Material supplied: Begin
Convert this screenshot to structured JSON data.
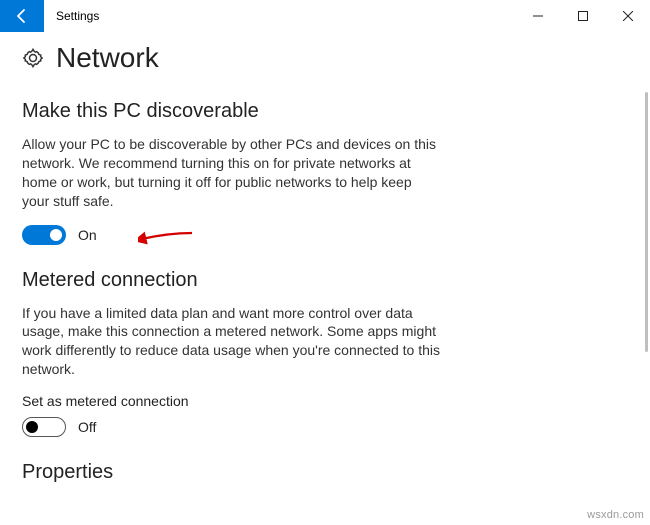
{
  "window": {
    "title": "Settings"
  },
  "page": {
    "heading": "Network"
  },
  "discoverable": {
    "heading": "Make this PC discoverable",
    "body": "Allow your PC to be discoverable by other PCs and devices on this network. We recommend turning this on for private networks at home or work, but turning it off for public networks to help keep your stuff safe.",
    "toggle_state": "On"
  },
  "metered": {
    "heading": "Metered connection",
    "body": "If you have a limited data plan and want more control over data usage, make this connection a metered network. Some apps might work differently to reduce data usage when you're connected to this network.",
    "sub_label": "Set as metered connection",
    "toggle_state": "Off"
  },
  "properties": {
    "heading": "Properties"
  },
  "watermark": "wsxdn.com",
  "colors": {
    "accent": "#0078d7"
  }
}
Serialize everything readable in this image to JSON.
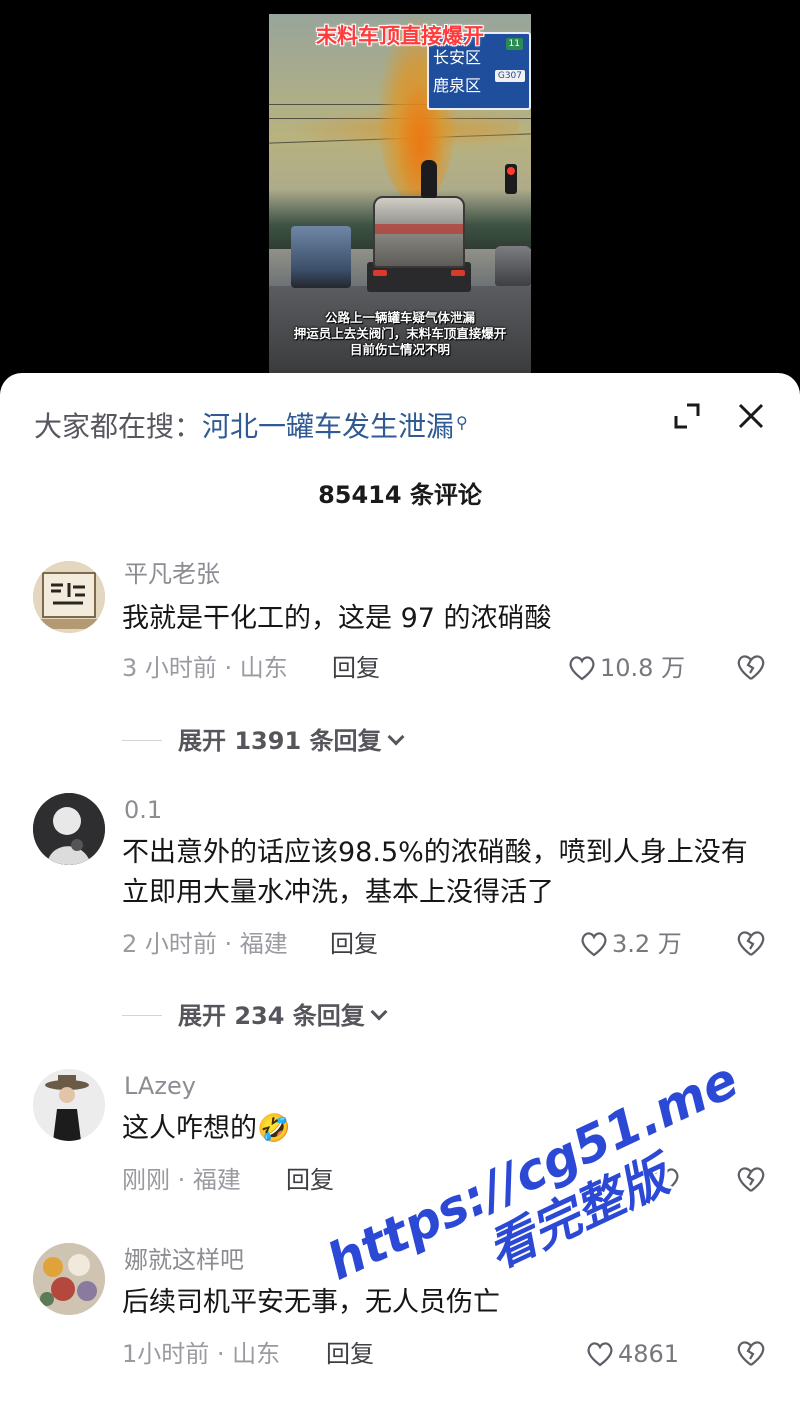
{
  "video": {
    "title": "末料车顶直接爆开",
    "sign": {
      "line1": "长安区",
      "line2": "鹿泉区",
      "route": "G307",
      "num": "11"
    },
    "caption_lines": [
      "公路上一辆罐车疑气体泄漏",
      "押运员上去关阀门，末料车顶直接爆开",
      "目前伤亡情况不明"
    ]
  },
  "search": {
    "prefix": "大家都在搜：",
    "term": "河北一罐车发生泄漏",
    "icon": "search-icon"
  },
  "header": {
    "comment_count": "85414 条评论"
  },
  "comments": [
    {
      "username": "平凡老张",
      "text": "我就是干化工的，这是 97 的浓硝酸",
      "time_location": "3 小时前 · 山东",
      "reply_label": "回复",
      "likes": "10.8 万",
      "expand": "展开 1391 条回复"
    },
    {
      "username": "0.1",
      "text": "不出意外的话应该98.5%的浓硝酸，喷到人身上没有立即用大量水冲洗，基本上没得活了",
      "time_location": "2 小时前 · 福建",
      "reply_label": "回复",
      "likes": "3.2 万",
      "expand": "展开 234 条回复"
    },
    {
      "username": "LAzey",
      "text": "这人咋想的",
      "emoji": "🤣",
      "time_location": "刚刚 · 福建",
      "reply_label": "回复",
      "likes": ""
    },
    {
      "username": "娜就这样吧",
      "text": "后续司机平安无事，无人员伤亡",
      "time_location": "1小时前 · 山东",
      "reply_label": "回复",
      "likes": "4861"
    }
  ],
  "watermark": {
    "url": "https://cg51.me",
    "subtitle": "看完整版"
  },
  "colors": {
    "search_link": "#2f5a93",
    "watermark": "#2c49d6",
    "title_red": "#ff3b3b"
  }
}
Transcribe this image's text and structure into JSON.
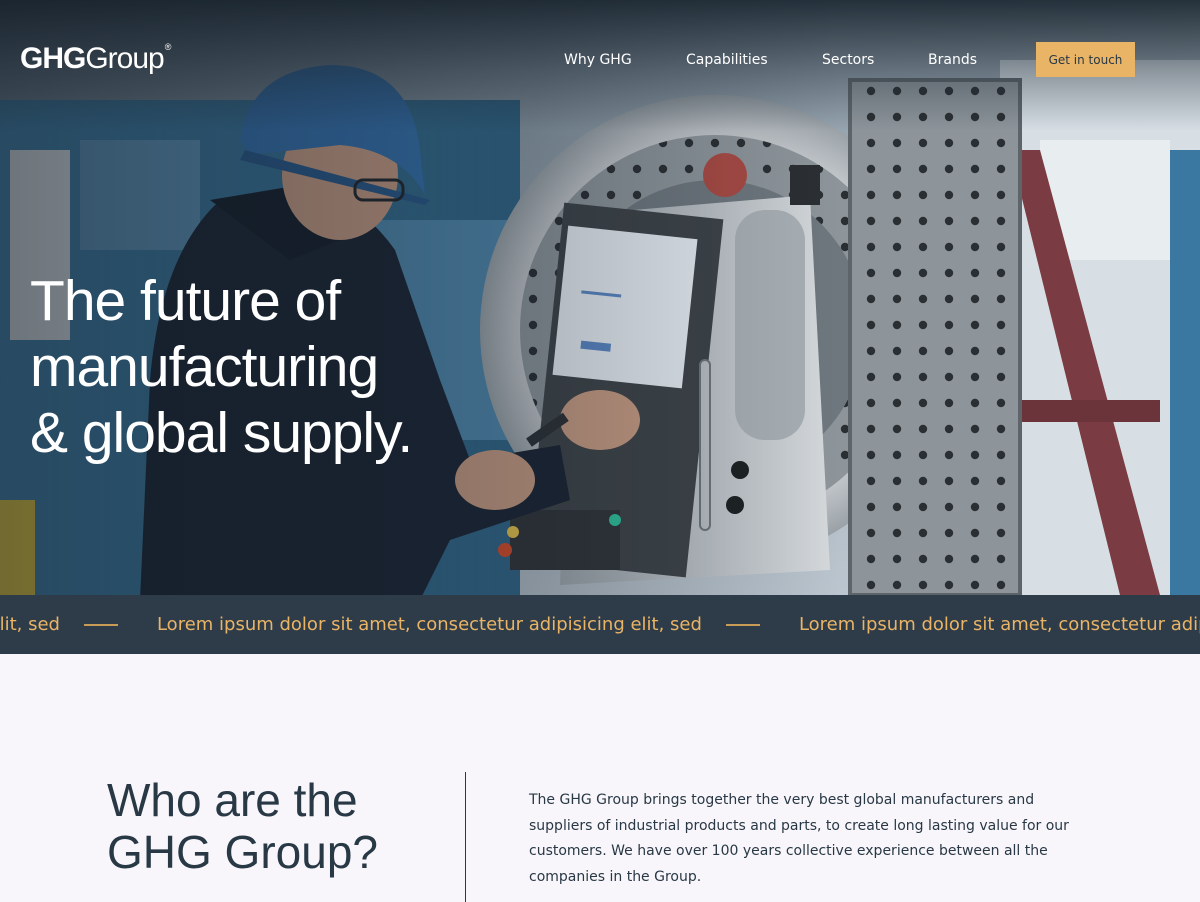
{
  "brand": {
    "logo_bold": "GHG",
    "logo_light": "Group",
    "logo_mark": "®"
  },
  "nav": {
    "items": [
      {
        "label": "Why GHG"
      },
      {
        "label": "Capabilities"
      },
      {
        "label": "Sectors"
      },
      {
        "label": "Brands"
      }
    ],
    "cta_label": "Get in touch"
  },
  "hero": {
    "headline_lines": [
      "The future of",
      "manufacturing",
      "& global supply."
    ]
  },
  "ticker": {
    "items": [
      "Lorem ipsum dolor sit amet, consectetur adipisicing elit, sed",
      "Lorem ipsum dolor sit amet, consectetur adipisicing elit, sed",
      "Lorem ipsum dolor sit amet, consectetur adipisicing elit, sed"
    ]
  },
  "about": {
    "title_lines": [
      "Who are the",
      "GHG Group?"
    ],
    "body": "The GHG Group brings together the very best global manufacturers and suppliers of industrial products and parts, to create long lasting value for our customers. We have over 100 years collective experience between all the companies in the Group."
  },
  "colors": {
    "accent": "#e9b466",
    "dark": "#283845",
    "ticker_bg": "#2e3c49",
    "page_bg": "#f8f6fb"
  }
}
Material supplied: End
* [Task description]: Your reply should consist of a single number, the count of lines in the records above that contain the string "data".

* [Response area]: 2